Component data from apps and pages
'''
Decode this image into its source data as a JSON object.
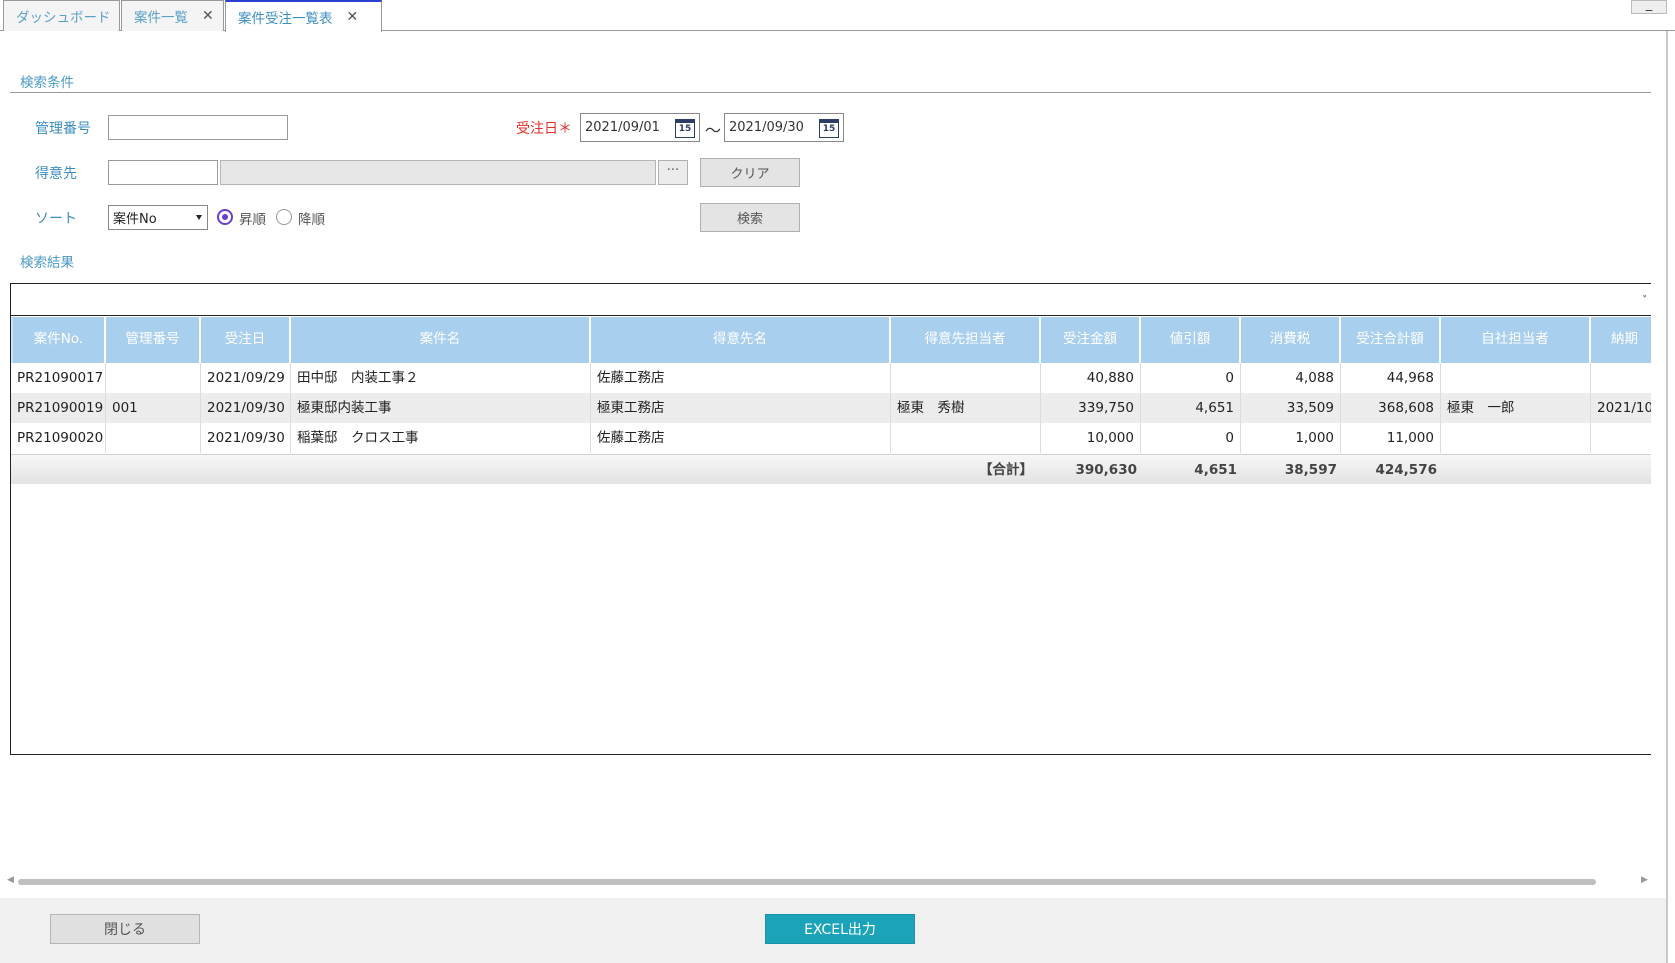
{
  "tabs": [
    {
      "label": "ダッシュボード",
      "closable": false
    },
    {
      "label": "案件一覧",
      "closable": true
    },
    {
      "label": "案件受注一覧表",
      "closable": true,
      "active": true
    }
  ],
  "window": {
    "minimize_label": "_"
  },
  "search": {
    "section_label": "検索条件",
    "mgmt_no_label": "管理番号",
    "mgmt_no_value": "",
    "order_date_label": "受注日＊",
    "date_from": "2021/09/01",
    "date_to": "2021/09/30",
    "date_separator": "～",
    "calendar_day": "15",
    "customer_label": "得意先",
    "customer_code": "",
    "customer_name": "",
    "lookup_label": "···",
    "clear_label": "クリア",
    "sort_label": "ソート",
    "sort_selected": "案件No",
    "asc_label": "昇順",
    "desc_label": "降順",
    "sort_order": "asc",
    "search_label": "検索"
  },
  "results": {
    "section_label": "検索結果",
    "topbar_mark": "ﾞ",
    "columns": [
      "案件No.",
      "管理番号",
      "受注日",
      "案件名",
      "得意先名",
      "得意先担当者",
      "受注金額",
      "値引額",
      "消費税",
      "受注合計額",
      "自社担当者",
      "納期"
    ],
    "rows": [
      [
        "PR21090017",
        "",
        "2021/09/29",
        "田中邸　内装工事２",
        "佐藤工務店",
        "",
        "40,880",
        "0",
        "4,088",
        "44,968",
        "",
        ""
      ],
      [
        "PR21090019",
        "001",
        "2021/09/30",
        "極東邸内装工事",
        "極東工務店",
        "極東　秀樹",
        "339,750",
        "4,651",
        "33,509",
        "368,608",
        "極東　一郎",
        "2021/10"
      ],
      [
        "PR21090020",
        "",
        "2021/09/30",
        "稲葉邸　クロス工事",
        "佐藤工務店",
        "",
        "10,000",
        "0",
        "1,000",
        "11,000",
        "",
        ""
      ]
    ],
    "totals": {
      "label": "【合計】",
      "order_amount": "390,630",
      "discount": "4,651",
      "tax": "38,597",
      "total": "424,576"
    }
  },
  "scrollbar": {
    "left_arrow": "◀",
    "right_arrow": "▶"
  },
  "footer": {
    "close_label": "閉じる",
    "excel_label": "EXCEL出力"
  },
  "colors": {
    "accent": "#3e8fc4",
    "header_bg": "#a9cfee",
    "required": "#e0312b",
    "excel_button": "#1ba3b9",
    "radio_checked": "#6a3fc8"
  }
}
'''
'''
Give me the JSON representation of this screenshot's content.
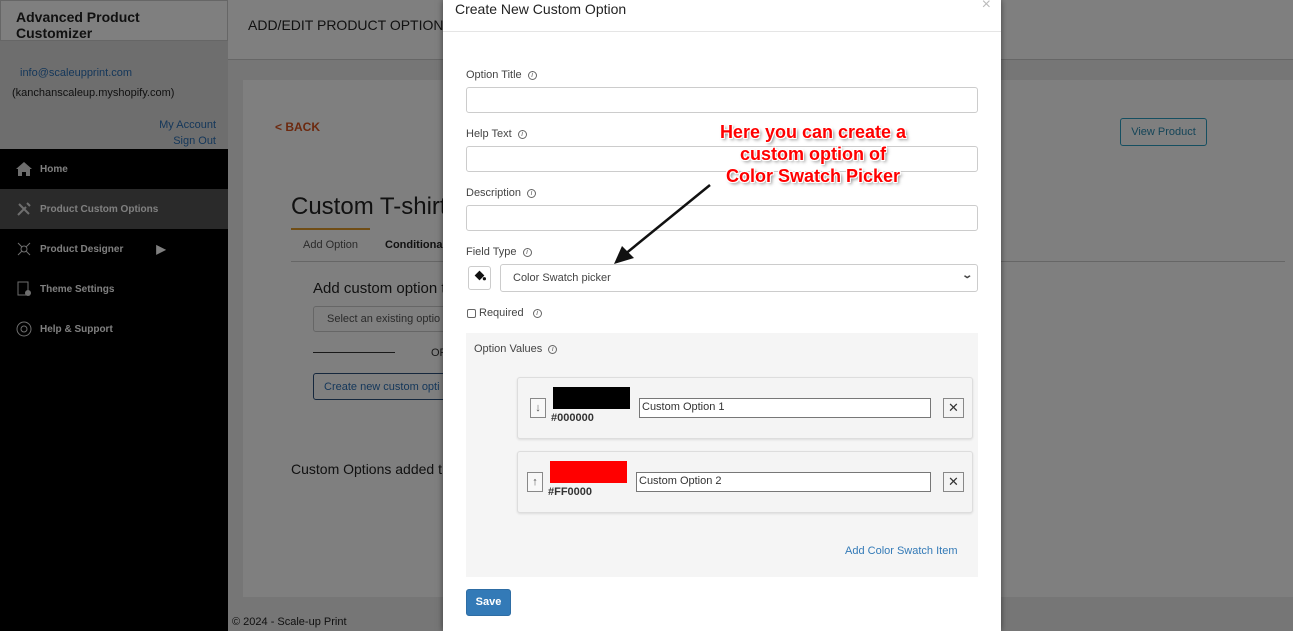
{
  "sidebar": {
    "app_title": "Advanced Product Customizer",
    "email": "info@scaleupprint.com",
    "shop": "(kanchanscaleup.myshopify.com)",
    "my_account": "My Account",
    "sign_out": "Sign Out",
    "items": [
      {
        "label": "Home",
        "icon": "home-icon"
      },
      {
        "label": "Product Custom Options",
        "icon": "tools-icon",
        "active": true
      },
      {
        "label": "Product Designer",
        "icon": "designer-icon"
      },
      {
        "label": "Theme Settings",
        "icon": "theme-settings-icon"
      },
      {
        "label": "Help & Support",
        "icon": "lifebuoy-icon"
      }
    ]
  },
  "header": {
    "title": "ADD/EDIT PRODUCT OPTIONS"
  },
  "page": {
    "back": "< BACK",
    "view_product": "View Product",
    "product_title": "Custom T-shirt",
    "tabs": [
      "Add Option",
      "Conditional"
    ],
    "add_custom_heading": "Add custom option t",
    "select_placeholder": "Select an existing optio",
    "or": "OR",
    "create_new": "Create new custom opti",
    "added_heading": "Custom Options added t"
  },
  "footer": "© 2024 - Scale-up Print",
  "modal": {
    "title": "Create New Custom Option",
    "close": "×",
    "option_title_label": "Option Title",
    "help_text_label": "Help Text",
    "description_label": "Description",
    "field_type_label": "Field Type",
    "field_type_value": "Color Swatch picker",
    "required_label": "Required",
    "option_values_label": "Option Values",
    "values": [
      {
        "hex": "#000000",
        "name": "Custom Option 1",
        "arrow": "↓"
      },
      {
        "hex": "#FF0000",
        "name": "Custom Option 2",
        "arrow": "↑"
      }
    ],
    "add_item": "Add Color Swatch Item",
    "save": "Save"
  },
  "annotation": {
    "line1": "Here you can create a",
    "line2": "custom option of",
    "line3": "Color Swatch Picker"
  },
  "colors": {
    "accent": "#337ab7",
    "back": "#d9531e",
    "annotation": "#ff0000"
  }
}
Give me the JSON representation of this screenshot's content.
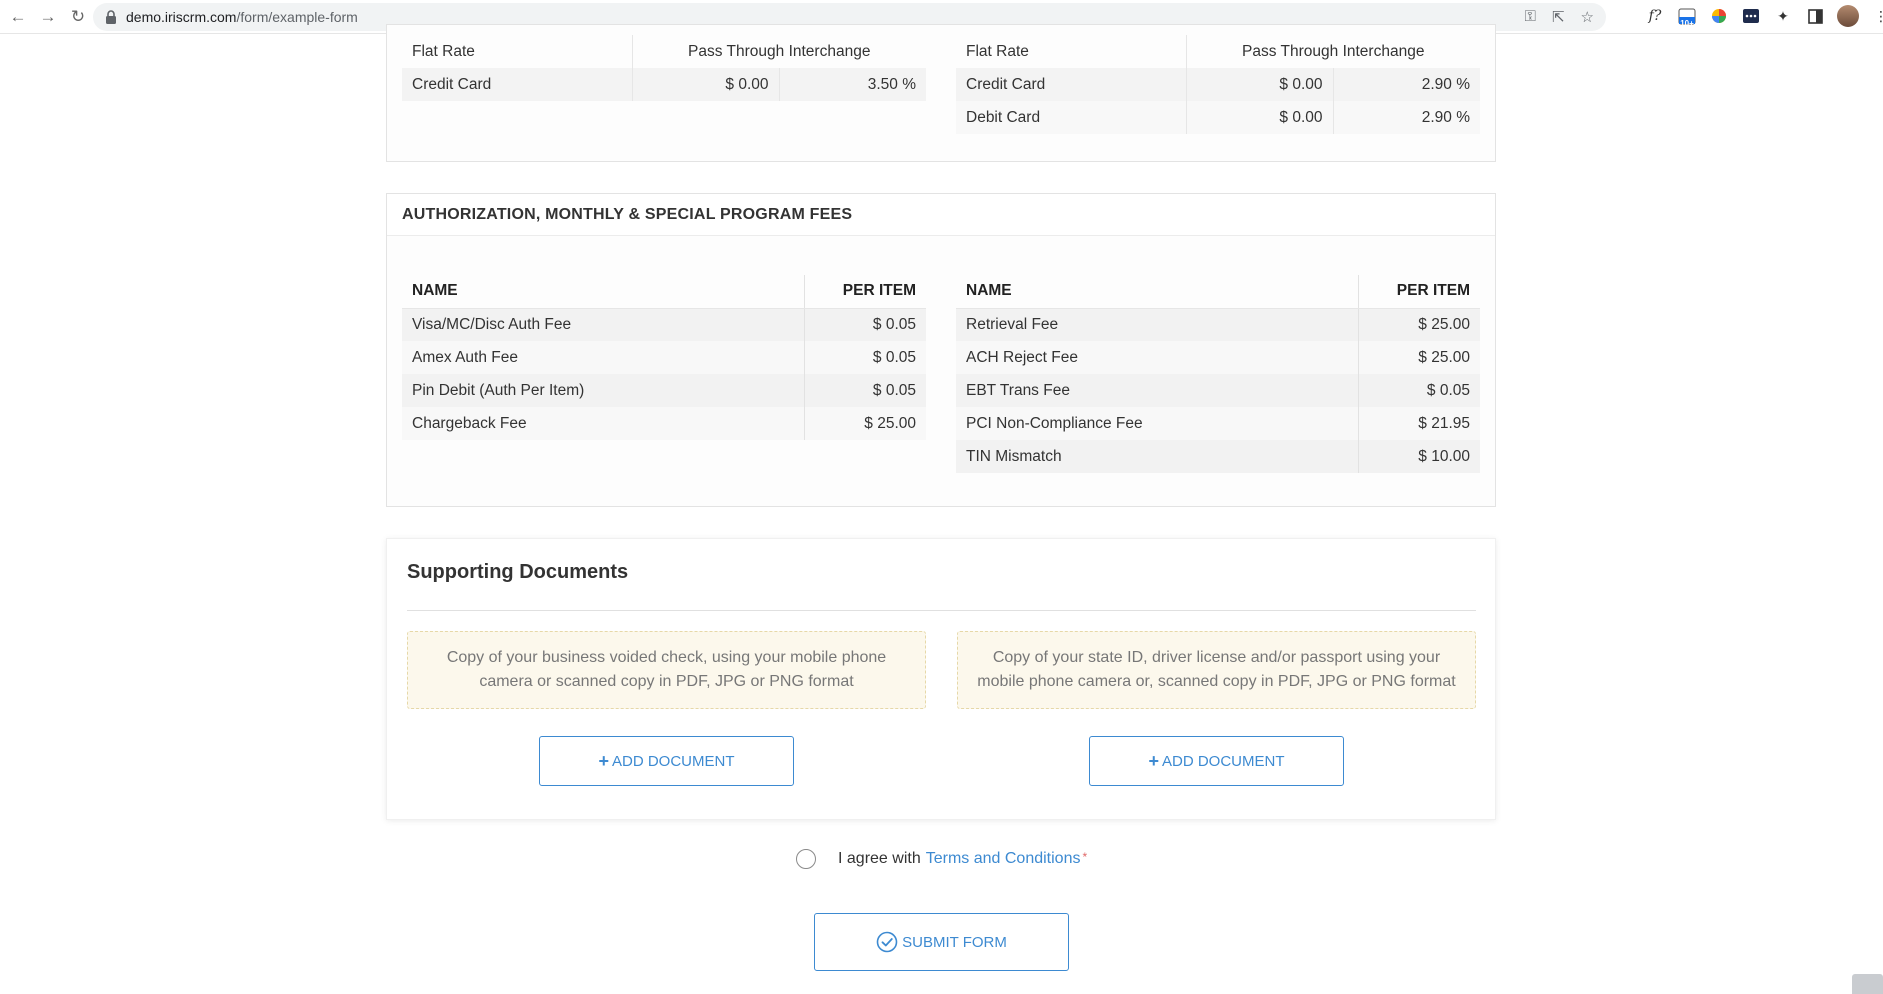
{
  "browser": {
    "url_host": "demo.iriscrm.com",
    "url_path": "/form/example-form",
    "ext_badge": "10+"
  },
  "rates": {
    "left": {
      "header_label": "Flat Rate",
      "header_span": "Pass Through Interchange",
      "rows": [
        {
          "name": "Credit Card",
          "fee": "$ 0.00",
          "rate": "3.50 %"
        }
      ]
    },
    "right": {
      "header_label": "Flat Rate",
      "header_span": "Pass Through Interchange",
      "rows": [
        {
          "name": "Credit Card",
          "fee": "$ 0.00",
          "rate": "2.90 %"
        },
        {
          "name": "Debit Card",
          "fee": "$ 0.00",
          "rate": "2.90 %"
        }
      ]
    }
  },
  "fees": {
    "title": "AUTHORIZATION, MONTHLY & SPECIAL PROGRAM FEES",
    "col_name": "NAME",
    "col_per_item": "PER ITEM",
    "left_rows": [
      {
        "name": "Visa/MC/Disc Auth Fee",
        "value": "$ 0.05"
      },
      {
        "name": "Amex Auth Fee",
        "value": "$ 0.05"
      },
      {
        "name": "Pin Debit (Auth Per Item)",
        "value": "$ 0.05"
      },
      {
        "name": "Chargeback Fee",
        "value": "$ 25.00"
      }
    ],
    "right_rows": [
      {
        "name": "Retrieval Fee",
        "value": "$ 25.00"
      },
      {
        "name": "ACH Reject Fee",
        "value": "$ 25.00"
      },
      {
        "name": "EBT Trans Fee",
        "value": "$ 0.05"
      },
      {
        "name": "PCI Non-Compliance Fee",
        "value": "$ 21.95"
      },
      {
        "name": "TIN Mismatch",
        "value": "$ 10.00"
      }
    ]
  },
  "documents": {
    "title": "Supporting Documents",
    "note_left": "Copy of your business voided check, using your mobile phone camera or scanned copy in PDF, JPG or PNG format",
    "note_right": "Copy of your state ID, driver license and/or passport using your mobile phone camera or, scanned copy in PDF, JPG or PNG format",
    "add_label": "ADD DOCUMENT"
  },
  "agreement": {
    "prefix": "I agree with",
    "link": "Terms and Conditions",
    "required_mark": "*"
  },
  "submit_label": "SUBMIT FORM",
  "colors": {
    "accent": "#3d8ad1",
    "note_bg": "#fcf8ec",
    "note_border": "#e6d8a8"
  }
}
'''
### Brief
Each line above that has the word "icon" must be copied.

### Solution
        "icon": "home-icon"
        "icon": "tools-icon",
        "icon": "designer-icon"
        "icon": "theme-settings-icon"
        "icon": "lifebuoy-icon"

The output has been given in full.